fig, ax = plt.subplots()
p, = ax.plot([], [], color='cornflowerblue')
ax.axis('equal')
ax.set_xlim([-3, 3])
ax.set_xlabel('X')
ax.set_ylabel('Y')
ax.set_title('Pendulum Simulation:')
video_title = "simulation"
# Initialize Patch:
c = Circle((0, 0), radius=0.1, color='cornflowerblue')
ax.add_patch(c)
# Setup Animation Writer:
FPS = 20
sample_rate = int(1 / (dt * FPS))
dpi = 300
writerObj = FFMpegWriter(fps=FPS)
# Draw Pin Joint:
pin_joint = Circle((0, 0), radius=0.025, color='black', zorder=10)
ax.add_patch(pin_joint)
# Plot and Create Animation:
with writerObj.saving(fig, video_title+".mp4", dpi):
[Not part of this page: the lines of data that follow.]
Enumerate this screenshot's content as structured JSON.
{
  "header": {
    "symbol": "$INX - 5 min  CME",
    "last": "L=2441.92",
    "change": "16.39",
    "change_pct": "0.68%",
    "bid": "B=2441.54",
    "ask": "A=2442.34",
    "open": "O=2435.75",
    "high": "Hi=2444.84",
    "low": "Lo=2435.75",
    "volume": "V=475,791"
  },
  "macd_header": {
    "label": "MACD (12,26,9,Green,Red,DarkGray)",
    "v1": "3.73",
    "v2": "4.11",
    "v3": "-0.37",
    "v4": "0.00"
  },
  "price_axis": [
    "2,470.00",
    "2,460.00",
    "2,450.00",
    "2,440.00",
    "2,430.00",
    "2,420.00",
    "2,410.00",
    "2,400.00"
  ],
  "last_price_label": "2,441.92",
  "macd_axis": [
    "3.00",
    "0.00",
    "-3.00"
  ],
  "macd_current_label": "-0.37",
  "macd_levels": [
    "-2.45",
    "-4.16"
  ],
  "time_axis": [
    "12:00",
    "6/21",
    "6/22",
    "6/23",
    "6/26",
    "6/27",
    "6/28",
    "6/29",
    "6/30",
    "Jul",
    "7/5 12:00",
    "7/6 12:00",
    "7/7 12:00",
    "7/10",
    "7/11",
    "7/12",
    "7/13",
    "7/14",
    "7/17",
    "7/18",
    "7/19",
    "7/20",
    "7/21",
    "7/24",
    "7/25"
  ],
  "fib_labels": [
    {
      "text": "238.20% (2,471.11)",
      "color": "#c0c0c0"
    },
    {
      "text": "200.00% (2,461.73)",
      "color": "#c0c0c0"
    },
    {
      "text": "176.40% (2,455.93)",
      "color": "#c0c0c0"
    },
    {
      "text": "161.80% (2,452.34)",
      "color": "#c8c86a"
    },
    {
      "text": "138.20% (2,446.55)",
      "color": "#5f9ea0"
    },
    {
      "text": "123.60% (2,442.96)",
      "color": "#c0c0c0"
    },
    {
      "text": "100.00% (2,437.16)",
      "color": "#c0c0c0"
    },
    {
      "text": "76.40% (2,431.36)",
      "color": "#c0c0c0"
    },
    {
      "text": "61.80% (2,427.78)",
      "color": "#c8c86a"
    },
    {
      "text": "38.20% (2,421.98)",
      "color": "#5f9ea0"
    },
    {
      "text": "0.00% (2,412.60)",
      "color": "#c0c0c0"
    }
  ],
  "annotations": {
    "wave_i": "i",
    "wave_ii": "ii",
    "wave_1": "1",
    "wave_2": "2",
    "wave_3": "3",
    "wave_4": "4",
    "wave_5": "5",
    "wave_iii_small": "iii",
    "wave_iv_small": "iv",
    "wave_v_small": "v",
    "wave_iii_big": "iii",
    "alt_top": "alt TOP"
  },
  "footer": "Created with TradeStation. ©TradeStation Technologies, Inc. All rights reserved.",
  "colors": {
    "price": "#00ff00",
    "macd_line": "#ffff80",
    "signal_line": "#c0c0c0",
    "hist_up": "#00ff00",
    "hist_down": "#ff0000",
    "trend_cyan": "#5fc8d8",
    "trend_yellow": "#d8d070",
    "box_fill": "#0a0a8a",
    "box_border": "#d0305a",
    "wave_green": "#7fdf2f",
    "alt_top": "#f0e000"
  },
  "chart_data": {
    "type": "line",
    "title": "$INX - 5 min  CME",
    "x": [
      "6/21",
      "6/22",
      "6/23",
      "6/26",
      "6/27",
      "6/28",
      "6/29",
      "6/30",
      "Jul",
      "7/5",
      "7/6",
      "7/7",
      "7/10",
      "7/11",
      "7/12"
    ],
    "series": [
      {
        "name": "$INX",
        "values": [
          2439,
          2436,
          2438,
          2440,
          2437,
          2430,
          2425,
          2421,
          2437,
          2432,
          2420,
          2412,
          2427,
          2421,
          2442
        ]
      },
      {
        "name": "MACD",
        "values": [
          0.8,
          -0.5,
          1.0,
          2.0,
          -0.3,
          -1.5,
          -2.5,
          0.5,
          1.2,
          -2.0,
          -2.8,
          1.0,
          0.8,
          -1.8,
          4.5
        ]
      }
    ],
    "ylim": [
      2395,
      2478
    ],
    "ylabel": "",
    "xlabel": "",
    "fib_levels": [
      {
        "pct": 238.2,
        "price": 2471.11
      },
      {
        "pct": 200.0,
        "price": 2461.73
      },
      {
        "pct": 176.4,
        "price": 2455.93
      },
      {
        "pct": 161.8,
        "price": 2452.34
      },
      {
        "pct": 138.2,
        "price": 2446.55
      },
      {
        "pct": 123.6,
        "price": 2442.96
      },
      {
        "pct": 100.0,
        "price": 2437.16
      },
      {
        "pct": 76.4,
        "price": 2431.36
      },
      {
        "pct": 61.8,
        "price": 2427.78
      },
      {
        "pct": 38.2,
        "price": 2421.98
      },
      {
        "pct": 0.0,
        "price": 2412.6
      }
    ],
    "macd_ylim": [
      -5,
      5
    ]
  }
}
for i in range(0, sim_length, sample_rate):
# Update Pendulum Arm:
x_data_points = [0, x_vec[i]]
y_data_points = [0, y_vec[i]]
p.set_data(x_data_points, y_data_points)
# Update Pendulum Patch:
patch_center = x_vec[i], y_vec[i]
c.center = patch_center
# Update Drawing:
fig.canvas.draw() # Update the figure with the new changes
# Grab and Save Frame:
writerObj.grab_frame()

## Video:

from IPython.display import Video
Video("/work/"+video_title+".mp4", embed=True, width=640, height=480)